MD, Stanford School of Medicine, 1995
MSc, Stanford School of Medicine, 1995
AB, Cornell University, 1990
Sydney Dy, MD, MSc, FAAHPM is an Associate Professor of Health Policy and Management, Medicine and Oncology, with extensive expertise in quality of care, safety, and decision-making research, particularly in patients with cancer and serious and terminal illness. She is a co-author on over 100 peer-reviewed publications and numerous government reports and book chapters. She is a co-developer of the Cancer Quality-ASSIST supportive oncology quality measures and performs quality measurement development, testing and implementation in palliative care, patient safety and many other fields. She is particularly interested in improving health systems and services in order to increase the appropriateness of technology and medication use. She is also interested in end-of-life health care policy, particularly with quality measurement. Her research includes systematic literature reviews, primary qualitative and quantitative data collection, analyses of secondary databases, and quality measurement improvement.

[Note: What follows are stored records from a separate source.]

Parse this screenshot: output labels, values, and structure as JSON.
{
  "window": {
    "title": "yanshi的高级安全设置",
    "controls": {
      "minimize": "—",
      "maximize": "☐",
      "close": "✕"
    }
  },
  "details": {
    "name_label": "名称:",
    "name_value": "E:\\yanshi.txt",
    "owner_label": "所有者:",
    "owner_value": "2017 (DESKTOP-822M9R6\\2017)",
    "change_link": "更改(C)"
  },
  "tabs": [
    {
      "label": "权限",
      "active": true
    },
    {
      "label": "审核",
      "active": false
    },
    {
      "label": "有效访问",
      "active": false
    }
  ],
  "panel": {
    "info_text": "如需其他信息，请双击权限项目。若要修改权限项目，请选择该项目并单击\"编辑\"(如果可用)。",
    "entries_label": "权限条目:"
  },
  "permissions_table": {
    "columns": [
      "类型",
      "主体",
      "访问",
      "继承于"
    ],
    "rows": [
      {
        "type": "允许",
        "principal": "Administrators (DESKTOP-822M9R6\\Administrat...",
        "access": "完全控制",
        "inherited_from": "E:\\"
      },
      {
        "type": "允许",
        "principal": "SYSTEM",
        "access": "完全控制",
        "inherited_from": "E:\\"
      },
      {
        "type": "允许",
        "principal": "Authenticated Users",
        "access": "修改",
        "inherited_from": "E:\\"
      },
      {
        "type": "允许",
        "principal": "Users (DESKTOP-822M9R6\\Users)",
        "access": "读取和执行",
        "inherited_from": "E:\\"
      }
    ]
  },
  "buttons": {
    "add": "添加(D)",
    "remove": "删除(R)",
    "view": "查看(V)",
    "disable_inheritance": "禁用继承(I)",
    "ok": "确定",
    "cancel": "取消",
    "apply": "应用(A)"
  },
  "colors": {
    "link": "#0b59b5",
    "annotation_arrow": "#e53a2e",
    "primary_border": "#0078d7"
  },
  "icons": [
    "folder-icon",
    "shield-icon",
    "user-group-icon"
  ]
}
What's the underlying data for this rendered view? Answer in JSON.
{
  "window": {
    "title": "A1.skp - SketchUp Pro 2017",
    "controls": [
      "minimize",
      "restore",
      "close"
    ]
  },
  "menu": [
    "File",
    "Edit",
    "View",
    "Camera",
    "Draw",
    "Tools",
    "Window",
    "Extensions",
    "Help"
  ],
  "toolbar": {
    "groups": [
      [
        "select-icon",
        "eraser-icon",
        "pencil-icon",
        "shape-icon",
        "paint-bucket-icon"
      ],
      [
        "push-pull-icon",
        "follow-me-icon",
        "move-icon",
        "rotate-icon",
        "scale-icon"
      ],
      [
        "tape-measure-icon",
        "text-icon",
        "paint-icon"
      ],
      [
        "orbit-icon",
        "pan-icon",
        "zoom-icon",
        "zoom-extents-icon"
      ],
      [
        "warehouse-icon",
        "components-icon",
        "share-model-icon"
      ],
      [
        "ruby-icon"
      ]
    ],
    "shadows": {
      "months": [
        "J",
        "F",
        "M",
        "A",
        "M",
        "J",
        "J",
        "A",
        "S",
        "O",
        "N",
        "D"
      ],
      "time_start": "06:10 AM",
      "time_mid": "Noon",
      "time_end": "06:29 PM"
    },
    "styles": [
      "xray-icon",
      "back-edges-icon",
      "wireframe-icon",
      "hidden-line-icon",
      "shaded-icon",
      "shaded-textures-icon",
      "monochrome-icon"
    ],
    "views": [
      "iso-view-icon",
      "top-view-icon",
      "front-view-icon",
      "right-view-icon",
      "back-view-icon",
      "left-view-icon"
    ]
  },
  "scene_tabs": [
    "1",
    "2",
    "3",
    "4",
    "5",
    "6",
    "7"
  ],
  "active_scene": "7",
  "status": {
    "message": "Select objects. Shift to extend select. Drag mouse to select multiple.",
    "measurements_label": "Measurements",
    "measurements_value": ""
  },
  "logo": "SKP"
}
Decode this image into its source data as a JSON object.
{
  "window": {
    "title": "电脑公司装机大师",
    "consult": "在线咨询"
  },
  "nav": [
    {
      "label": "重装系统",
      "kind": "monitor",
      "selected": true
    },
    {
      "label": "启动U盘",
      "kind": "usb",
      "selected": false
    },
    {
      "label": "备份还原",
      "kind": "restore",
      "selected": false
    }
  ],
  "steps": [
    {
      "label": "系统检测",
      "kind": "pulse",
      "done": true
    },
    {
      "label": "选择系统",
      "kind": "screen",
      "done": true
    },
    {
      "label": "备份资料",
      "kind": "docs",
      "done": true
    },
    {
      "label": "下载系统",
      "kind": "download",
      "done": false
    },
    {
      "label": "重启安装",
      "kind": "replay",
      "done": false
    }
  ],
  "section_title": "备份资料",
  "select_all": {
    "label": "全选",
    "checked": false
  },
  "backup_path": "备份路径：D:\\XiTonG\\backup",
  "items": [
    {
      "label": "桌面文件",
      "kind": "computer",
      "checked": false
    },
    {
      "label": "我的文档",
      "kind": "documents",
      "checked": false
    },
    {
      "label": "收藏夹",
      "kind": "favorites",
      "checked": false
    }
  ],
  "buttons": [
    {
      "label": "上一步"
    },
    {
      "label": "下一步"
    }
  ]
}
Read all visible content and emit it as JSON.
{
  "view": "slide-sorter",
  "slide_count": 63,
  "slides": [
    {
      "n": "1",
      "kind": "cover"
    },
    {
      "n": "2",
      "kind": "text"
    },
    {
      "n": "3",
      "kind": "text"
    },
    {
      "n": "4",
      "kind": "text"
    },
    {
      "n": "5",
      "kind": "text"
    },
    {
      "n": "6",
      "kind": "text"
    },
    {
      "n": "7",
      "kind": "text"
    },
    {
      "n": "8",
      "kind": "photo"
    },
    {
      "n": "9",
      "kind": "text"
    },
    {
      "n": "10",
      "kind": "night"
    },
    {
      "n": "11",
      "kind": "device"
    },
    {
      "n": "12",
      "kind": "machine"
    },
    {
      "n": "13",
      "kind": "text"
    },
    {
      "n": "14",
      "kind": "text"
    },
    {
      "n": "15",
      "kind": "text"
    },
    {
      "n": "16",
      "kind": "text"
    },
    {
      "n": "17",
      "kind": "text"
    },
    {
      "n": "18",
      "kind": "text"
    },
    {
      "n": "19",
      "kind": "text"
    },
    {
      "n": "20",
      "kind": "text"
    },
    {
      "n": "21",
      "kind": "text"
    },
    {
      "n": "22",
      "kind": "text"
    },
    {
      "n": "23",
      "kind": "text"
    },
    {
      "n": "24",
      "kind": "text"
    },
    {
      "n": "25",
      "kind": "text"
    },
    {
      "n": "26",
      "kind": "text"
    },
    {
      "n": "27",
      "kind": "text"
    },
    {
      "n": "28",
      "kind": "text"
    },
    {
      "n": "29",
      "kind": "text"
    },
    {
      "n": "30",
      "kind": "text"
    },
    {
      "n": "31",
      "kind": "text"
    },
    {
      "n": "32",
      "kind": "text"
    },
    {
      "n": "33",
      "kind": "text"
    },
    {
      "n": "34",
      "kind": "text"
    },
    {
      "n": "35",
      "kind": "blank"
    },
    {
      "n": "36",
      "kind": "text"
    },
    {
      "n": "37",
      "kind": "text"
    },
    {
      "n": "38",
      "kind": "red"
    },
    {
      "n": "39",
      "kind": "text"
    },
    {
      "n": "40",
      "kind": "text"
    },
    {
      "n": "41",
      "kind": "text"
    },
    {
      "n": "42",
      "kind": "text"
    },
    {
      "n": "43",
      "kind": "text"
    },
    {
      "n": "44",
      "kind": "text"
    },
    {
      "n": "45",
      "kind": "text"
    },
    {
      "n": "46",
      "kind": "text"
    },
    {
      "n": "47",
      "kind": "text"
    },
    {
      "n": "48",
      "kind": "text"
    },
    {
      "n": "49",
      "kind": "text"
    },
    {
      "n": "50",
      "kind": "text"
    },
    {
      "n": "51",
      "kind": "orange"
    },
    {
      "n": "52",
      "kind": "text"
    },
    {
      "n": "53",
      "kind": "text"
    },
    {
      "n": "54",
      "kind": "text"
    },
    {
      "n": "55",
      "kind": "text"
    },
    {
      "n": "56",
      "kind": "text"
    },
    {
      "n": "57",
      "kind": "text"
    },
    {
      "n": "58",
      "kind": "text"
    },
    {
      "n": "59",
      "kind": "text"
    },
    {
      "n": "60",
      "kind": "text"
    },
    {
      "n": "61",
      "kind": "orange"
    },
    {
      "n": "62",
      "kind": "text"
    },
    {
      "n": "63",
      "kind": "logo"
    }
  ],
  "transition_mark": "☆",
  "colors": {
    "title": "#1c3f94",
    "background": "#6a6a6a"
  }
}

Dr. Dy helped develop and lead many of the first palliative care programs at Johns Hopkins for over 15 years. She was a co-founder and the physician for the first Palliative Care Consultation Programs at Johns Hopkins, including the hospital-wide program starting in 2000 and the Oncology program in 2006, and the first outpatient clinic in 2007. She also served as Medical Director for Hopkins' palliative care case management, home care and hospice programs for many years. She served as Physician Leader for the Duffey Family Pain and Palliative Care Program in Oncology from 2006-2015, focusing on both outpatient and inpatient care as well as leading the Cancer Center End-of- Life Quality Workgroup, with a number of projects and publications. She developed the first palliative care fellowship and palliative care rotations for medical students and oncology fellows at Johns Hopkins.
Dr. Dy now practices primary care, cancer survivorship and palliative care at Johns Hopkins Green Spring.
Dr. Dy has also served in a variety of leadership positions in quality in several organizations, including serving as the Quality and Research Chair for the American Academy of Hospice and Palliative Medicine and helping lead its Measuring What Matters quality initiative.
Current and recent projects include:
- Evaluating the implementation of palliative care quality measures across sites, from patient, provider, and administrator perspectives
- Evaluating the use of assessment tools in palliative care quality measurement and clinical practice
- Evaluating supportive oncology and end-of-life quality indicators in the Veterans Health Administration and in a large national cancer dataset, including indicators focused on patient-reported data (symptoms and communication), medical records, and claims
- Evaluating research priorities for palliative care quality measurement
- Evaluating the Agency for Healthcare Research and Quality (AHRQ) Quality Indicators and CMS Hospital-Acquired Conditions
- Evaluating the process-outcome relationship in quality of care
- Evaluating electronic health record-based measures for overuse of procedures
- Updating the Center for Medicare and Medicaid Services (CMS) hospice quality indicators
Patient- and family-centered care:
- Evaluating fatigability in older cancer patients
- Describing the lived experience of lung cancer survivor advocates
- Evaluating perceptions about opioid use in persons with sickle cell disease after bone marrow transplant and resolution of sickle cell symptoms
- Evaluating stated preferences in lung cancer care
- Evaluating the evidence for prevention and treatment of diabetic neuropathy
- Evaluting the impact of patients' perceptions of curability for chemotherapy and surgery in advanced cancer
- Evaluating strategies to facilitate patient and family engagement in medication safety
- Evaluating the role of team leadership in cancer patients' transition to hospice
- Developing a patient-centric risk model of medication errors in ambulatory care
Here are a couple of videos of recent presentations on her work: